Assignment.
Would you please retype the records that follow, word for word?

Listed records.

--- --- ---

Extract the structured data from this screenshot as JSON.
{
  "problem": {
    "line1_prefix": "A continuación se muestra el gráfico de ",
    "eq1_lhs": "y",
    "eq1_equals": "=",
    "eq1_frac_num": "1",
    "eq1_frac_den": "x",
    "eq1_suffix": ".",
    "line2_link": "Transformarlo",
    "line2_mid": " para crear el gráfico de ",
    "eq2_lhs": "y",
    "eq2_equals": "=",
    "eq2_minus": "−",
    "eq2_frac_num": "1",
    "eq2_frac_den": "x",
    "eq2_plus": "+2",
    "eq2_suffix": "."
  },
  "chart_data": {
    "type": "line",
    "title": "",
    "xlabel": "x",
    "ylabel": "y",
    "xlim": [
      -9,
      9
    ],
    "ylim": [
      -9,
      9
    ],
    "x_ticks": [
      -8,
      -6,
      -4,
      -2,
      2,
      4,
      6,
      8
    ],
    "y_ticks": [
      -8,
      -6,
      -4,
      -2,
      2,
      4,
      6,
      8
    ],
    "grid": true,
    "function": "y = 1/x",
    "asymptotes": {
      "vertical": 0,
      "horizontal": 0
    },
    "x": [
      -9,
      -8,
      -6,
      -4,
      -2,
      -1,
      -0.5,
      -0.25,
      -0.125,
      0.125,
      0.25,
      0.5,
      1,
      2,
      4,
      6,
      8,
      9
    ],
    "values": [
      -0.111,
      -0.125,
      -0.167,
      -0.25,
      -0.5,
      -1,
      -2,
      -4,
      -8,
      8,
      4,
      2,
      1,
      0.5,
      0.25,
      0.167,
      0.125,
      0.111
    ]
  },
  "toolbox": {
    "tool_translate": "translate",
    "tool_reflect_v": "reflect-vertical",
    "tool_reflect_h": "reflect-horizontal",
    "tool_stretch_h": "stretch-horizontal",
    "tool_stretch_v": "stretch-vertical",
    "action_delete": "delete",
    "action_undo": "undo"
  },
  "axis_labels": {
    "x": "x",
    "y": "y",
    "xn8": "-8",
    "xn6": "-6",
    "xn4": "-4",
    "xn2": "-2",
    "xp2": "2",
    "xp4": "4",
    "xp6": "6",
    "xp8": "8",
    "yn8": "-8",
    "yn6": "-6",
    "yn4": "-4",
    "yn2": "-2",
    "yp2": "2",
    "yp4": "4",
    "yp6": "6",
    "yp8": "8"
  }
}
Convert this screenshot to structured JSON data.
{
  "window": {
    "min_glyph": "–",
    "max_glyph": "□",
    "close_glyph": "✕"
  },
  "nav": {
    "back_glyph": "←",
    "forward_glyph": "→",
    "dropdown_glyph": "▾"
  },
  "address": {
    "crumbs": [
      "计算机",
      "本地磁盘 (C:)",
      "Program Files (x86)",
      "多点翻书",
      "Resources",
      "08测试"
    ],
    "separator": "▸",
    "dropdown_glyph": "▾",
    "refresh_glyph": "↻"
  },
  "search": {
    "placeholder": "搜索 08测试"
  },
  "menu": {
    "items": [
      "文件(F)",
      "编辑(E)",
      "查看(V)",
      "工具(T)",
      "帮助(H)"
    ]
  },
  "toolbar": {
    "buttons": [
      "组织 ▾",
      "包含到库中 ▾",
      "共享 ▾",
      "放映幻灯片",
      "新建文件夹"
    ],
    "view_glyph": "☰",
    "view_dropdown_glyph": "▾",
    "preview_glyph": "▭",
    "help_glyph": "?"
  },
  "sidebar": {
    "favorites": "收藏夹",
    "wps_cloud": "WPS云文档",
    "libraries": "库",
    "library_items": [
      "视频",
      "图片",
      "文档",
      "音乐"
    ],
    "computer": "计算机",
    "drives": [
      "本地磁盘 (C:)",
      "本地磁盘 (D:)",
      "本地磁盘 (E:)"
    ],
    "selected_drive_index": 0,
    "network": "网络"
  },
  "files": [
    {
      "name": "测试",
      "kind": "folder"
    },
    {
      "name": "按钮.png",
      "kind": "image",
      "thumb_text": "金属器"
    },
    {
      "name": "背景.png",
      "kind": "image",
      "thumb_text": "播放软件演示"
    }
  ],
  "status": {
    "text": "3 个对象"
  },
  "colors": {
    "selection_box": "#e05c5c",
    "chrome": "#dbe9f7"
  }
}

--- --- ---

Result below.
Extract the structured data from this screenshot as JSON.
{
  "problem": {
    "line1_prefix": "A continuación se muestra el gráfico de ",
    "eq1_lhs": "y",
    "eq1_equals": "=",
    "eq1_frac_num": "1",
    "eq1_frac_den": "x",
    "eq1_suffix": ".",
    "line2_link": "Transformarlo",
    "line2_mid": " para crear el gráfico de ",
    "eq2_lhs": "y",
    "eq2_equals": "=",
    "eq2_minus": "−",
    "eq2_frac_num": "1",
    "eq2_frac_den": "x",
    "eq2_plus": "+2",
    "eq2_suffix": "."
  },
  "chart_data": {
    "type": "line",
    "title": "",
    "xlabel": "x",
    "ylabel": "y",
    "xlim": [
      -9,
      9
    ],
    "ylim": [
      -9,
      9
    ],
    "x_ticks": [
      -8,
      -6,
      -4,
      -2,
      2,
      4,
      6,
      8
    ],
    "y_ticks": [
      -8,
      -6,
      -4,
      -2,
      2,
      4,
      6,
      8
    ],
    "grid": true,
    "function": "y = 1/x",
    "asymptotes": {
      "vertical": 0,
      "horizontal": 0
    },
    "x": [
      -9,
      -8,
      -6,
      -4,
      -2,
      -1,
      -0.5,
      -0.25,
      -0.125,
      0.125,
      0.25,
      0.5,
      1,
      2,
      4,
      6,
      8,
      9
    ],
    "values": [
      -0.111,
      -0.125,
      -0.167,
      -0.25,
      -0.5,
      -1,
      -2,
      -4,
      -8,
      8,
      4,
      2,
      1,
      0.5,
      0.25,
      0.167,
      0.125,
      0.111
    ]
  },
  "toolbox": {
    "tool_translate": "translate",
    "tool_reflect_v": "reflect-vertical",
    "tool_reflect_h": "reflect-horizontal",
    "tool_stretch_h": "stretch-horizontal",
    "tool_stretch_v": "stretch-vertical",
    "action_delete": "delete",
    "action_undo": "undo"
  },
  "axis_labels": {
    "x": "x",
    "y": "y",
    "xn8": "-8",
    "xn6": "-6",
    "xn4": "-4",
    "xn2": "-2",
    "xp2": "2",
    "xp4": "4",
    "xp6": "6",
    "xp8": "8",
    "yn8": "-8",
    "yn6": "-6",
    "yn4": "-4",
    "yn2": "-2",
    "yp2": "2",
    "yp4": "4",
    "yp6": "6",
    "yp8": "8"
  }
}
Convert this screenshot to structured JSON data.
{
  "window": {
    "min_glyph": "–",
    "max_glyph": "□",
    "close_glyph": "✕"
  },
  "nav": {
    "back_glyph": "←",
    "forward_glyph": "→",
    "dropdown_glyph": "▾"
  },
  "address": {
    "crumbs": [
      "计算机",
      "本地磁盘 (C:)",
      "Program Files (x86)",
      "多点翻书",
      "Resources",
      "08测试"
    ],
    "separator": "▸",
    "dropdown_glyph": "▾",
    "refresh_glyph": "↻"
  },
  "search": {
    "placeholder": "搜索 08测试"
  },
  "menu": {
    "items": [
      "文件(F)",
      "编辑(E)",
      "查看(V)",
      "工具(T)",
      "帮助(H)"
    ]
  },
  "toolbar": {
    "buttons": [
      "组织 ▾",
      "包含到库中 ▾",
      "共享 ▾",
      "放映幻灯片",
      "新建文件夹"
    ],
    "view_glyph": "☰",
    "view_dropdown_glyph": "▾",
    "preview_glyph": "▭",
    "help_glyph": "?"
  },
  "sidebar": {
    "favorites": "收藏夹",
    "wps_cloud": "WPS云文档",
    "libraries": "库",
    "library_items": [
      "视频",
      "图片",
      "文档",
      "音乐"
    ],
    "computer": "计算机",
    "drives": [
      "本地磁盘 (C:)",
      "本地磁盘 (D:)",
      "本地磁盘 (E:)"
    ],
    "selected_drive_index": 0,
    "network": "网络"
  },
  "files": [
    {
      "name": "测试",
      "kind": "folder"
    },
    {
      "name": "按钮.png",
      "kind": "image",
      "thumb_text": "金属器"
    },
    {
      "name": "背景.png",
      "kind": "image",
      "thumb_text": "播放软件演示"
    }
  ],
  "status": {
    "text": "3 个对象"
  },
  "colors": {
    "selection_box": "#e05c5c",
    "chrome": "#dbe9f7"
  }
}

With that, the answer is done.